Those who love comfort food have cause to be grateful for Nigella Lawson's book How to Be a Domestic Goddess
. Cause, too, perhaps, to wonder that she isn't the size of a house, since baked comfort foods typically encompass large quantities of butter, cream, eggs, sugar, chocolate, nuts, cream cheese and all the other foodstuffs to which with dreary inevitability attaches the deadly word "sinful". But in Nigella Lawson's hands these dangerous, even feared, substances are transmuted alchemically into the healing balms of the goddess, who presides (perhaps a little ironically) over a harmonious kitchen realm.

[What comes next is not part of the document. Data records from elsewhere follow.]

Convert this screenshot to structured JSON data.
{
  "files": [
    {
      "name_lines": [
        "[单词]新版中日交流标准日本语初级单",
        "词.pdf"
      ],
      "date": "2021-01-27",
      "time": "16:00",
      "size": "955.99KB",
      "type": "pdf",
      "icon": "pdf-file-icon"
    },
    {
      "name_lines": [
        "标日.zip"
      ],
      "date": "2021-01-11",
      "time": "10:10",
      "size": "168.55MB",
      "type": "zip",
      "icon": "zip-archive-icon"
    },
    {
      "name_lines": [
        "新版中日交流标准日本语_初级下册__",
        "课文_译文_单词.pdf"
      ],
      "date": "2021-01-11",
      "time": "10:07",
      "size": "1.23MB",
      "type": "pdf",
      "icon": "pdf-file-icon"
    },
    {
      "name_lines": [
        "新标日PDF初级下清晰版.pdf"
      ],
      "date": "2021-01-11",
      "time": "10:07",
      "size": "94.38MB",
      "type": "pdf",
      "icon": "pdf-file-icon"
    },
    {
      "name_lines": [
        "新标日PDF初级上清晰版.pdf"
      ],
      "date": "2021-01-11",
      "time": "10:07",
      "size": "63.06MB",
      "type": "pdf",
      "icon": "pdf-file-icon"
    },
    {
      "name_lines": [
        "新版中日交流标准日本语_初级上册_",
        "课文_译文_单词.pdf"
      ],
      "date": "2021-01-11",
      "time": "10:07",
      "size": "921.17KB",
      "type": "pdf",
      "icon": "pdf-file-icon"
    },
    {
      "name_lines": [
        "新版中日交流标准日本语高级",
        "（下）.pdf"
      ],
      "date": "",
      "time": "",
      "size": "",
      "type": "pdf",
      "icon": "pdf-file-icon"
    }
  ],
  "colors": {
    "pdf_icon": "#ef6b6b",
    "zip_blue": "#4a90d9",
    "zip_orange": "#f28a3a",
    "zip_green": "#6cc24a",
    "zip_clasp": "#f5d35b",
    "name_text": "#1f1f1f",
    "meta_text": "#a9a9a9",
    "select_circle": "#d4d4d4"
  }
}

The recipes are suitably divine, covering cakes, biscuits, pies, puddings, breads, with special sections on cooking for (and by) children and Christmas. Most are sweet, though there is a choice selection of savoury pies and puddings--Pizza Rustica, Steak and Kidney Pudding, Cornish Pasties. The sweet things range from the airy elegance of Pistachio Macaroons, through the luscious spiciness of Norwegian Cinnamon Buns, to the trailer-trashiness of Coca-Cola Cake.

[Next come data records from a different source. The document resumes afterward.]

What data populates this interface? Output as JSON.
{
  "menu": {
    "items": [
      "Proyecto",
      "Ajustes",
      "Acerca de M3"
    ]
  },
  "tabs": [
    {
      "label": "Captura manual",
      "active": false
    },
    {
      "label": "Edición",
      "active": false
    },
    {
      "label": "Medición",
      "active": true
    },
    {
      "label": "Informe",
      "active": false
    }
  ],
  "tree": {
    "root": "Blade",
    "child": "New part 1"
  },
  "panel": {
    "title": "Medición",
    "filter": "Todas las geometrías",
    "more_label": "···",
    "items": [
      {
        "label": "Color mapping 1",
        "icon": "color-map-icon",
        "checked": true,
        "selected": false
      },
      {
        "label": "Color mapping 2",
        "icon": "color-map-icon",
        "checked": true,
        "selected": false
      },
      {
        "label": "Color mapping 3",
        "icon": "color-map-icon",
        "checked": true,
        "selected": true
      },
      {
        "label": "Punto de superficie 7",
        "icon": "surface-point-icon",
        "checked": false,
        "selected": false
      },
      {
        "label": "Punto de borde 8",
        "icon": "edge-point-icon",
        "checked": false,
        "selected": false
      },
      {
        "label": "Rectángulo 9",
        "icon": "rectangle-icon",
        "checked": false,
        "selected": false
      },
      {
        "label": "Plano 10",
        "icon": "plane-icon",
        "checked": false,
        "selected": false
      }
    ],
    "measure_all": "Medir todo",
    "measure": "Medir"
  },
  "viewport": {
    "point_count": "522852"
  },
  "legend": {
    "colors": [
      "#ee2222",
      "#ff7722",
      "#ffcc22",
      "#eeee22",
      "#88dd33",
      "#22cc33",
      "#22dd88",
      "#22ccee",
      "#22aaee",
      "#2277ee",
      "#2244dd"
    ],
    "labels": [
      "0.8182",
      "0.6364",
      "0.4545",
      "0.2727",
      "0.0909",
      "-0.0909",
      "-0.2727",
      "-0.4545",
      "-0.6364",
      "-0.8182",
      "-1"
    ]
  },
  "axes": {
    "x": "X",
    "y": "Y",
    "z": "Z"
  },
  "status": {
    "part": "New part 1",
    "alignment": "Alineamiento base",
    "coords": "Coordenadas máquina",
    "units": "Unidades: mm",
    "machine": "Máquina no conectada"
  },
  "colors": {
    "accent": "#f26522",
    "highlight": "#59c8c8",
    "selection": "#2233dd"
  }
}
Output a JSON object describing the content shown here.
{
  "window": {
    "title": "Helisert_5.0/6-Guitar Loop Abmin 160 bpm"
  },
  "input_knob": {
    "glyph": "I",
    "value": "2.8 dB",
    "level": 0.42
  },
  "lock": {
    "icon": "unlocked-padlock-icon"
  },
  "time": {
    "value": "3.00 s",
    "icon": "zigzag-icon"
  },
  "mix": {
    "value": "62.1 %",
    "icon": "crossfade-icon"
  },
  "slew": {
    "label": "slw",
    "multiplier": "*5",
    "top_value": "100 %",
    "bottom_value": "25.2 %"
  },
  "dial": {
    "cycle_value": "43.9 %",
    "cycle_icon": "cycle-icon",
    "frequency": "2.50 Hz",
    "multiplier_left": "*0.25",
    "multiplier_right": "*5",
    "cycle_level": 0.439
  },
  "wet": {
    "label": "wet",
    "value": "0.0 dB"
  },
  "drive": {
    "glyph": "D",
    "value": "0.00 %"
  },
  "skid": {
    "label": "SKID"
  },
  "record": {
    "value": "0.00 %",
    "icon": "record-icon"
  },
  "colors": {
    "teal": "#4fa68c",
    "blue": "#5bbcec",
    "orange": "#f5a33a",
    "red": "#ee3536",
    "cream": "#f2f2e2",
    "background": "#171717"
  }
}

Nigella Lawson's poise never falters, whether she is discussing serving mulled wine with mince pies ("Don't fight it") or a strange passion-fruit liqueur required for one of her trifles ("the most divinely camp liqueur you could ever come across"). She plays a kind of game with her readers, insisting constantly on her greed, but really invoking our own. What a fascinating book: hints of obsessiveness revealed behind the beautifully projected personality of a laid-back voluptuary.--Robin Davidson
--This text refers to the
'the bible for the yummy-mummy generation' --The Guardian
'Her prose is as nourishing as her recipes' --Salman Rushdie, Observer
'I love Nigella Lawson's writing and I love her recipes' --Delia Smith
'Cerebral and scintillating advice for the hungry, peppered with wit' --Sunday Times
'Passionate, informative, detailed, bossy and admirably practical' --Evening Standard